[Data excerpts]
= = =
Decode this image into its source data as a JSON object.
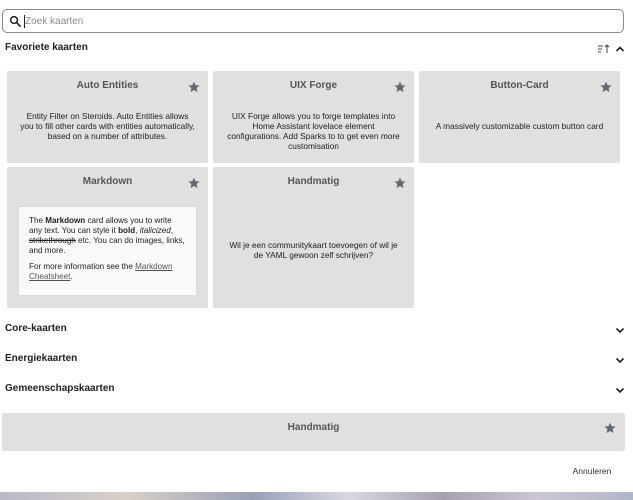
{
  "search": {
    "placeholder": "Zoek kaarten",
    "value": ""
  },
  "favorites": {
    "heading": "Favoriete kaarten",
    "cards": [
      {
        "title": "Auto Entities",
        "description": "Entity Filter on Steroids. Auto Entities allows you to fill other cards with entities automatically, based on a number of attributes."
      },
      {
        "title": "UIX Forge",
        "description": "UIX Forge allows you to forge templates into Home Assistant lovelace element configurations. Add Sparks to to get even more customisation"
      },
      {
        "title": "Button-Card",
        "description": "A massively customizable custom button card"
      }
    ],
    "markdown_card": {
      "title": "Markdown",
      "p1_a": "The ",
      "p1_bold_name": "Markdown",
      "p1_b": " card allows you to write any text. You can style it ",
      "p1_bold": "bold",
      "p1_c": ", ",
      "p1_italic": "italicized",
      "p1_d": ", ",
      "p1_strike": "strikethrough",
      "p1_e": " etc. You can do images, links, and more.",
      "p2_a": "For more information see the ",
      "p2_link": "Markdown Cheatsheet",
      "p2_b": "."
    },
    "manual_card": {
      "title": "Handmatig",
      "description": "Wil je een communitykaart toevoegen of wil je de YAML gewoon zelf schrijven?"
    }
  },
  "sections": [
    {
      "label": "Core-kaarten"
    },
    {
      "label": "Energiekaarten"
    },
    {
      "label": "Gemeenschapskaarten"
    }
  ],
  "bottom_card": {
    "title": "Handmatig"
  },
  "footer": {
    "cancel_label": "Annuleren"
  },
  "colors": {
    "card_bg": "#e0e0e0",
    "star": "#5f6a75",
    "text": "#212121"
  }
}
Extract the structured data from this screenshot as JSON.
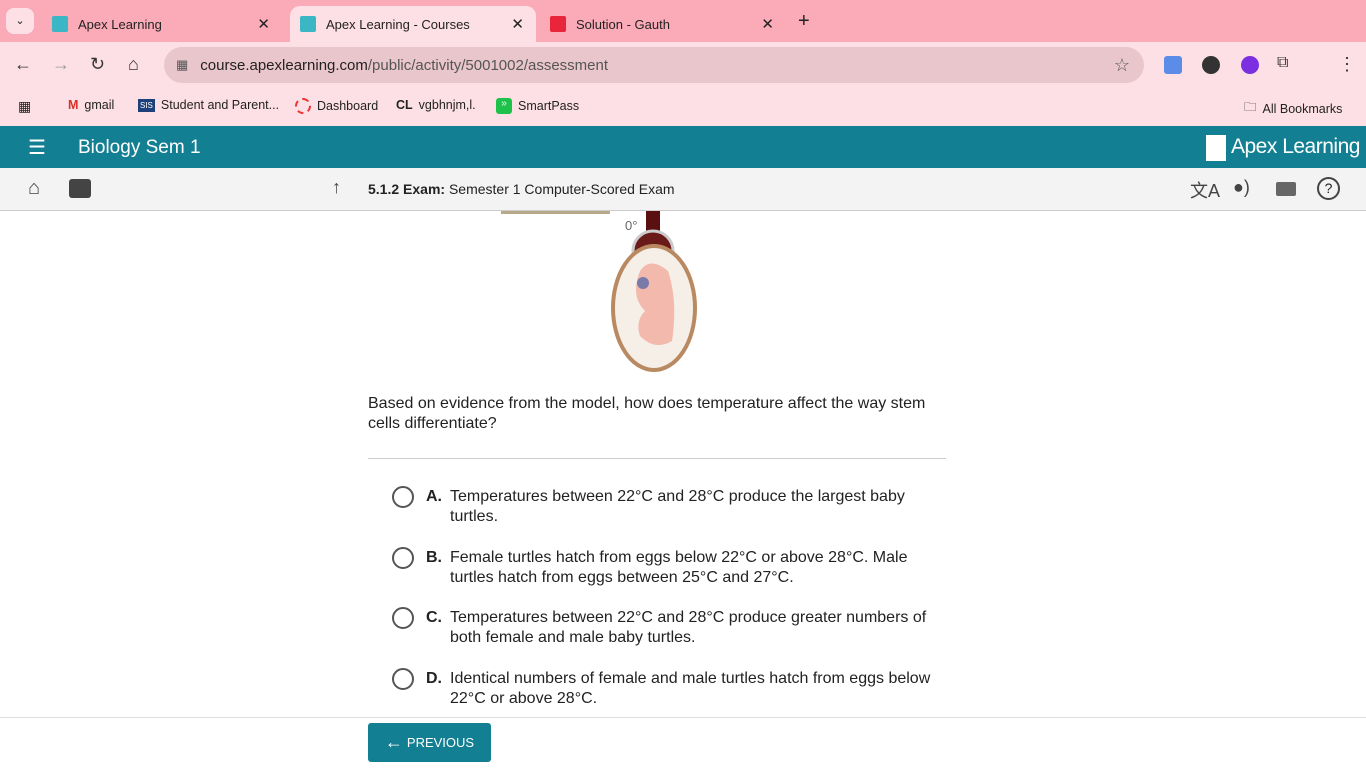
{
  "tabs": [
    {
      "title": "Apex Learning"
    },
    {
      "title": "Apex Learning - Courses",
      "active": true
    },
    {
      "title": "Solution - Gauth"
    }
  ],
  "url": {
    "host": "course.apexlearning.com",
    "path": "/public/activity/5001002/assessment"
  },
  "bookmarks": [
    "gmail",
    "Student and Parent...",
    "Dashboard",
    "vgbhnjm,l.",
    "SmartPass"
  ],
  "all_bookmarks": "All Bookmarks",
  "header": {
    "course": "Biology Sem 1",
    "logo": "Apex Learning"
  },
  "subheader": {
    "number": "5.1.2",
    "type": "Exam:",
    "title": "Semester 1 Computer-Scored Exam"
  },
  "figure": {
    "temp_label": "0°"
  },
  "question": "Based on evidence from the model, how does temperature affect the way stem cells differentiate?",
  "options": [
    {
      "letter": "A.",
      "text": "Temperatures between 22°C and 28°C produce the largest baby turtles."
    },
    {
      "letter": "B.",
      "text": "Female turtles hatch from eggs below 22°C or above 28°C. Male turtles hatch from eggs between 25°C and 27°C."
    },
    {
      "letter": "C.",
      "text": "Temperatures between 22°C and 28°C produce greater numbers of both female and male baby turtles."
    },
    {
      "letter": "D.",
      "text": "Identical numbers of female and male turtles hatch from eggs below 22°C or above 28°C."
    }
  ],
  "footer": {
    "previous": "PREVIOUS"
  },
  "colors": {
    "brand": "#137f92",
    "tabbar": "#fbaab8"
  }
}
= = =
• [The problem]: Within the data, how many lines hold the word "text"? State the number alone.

• [Written solution]: 6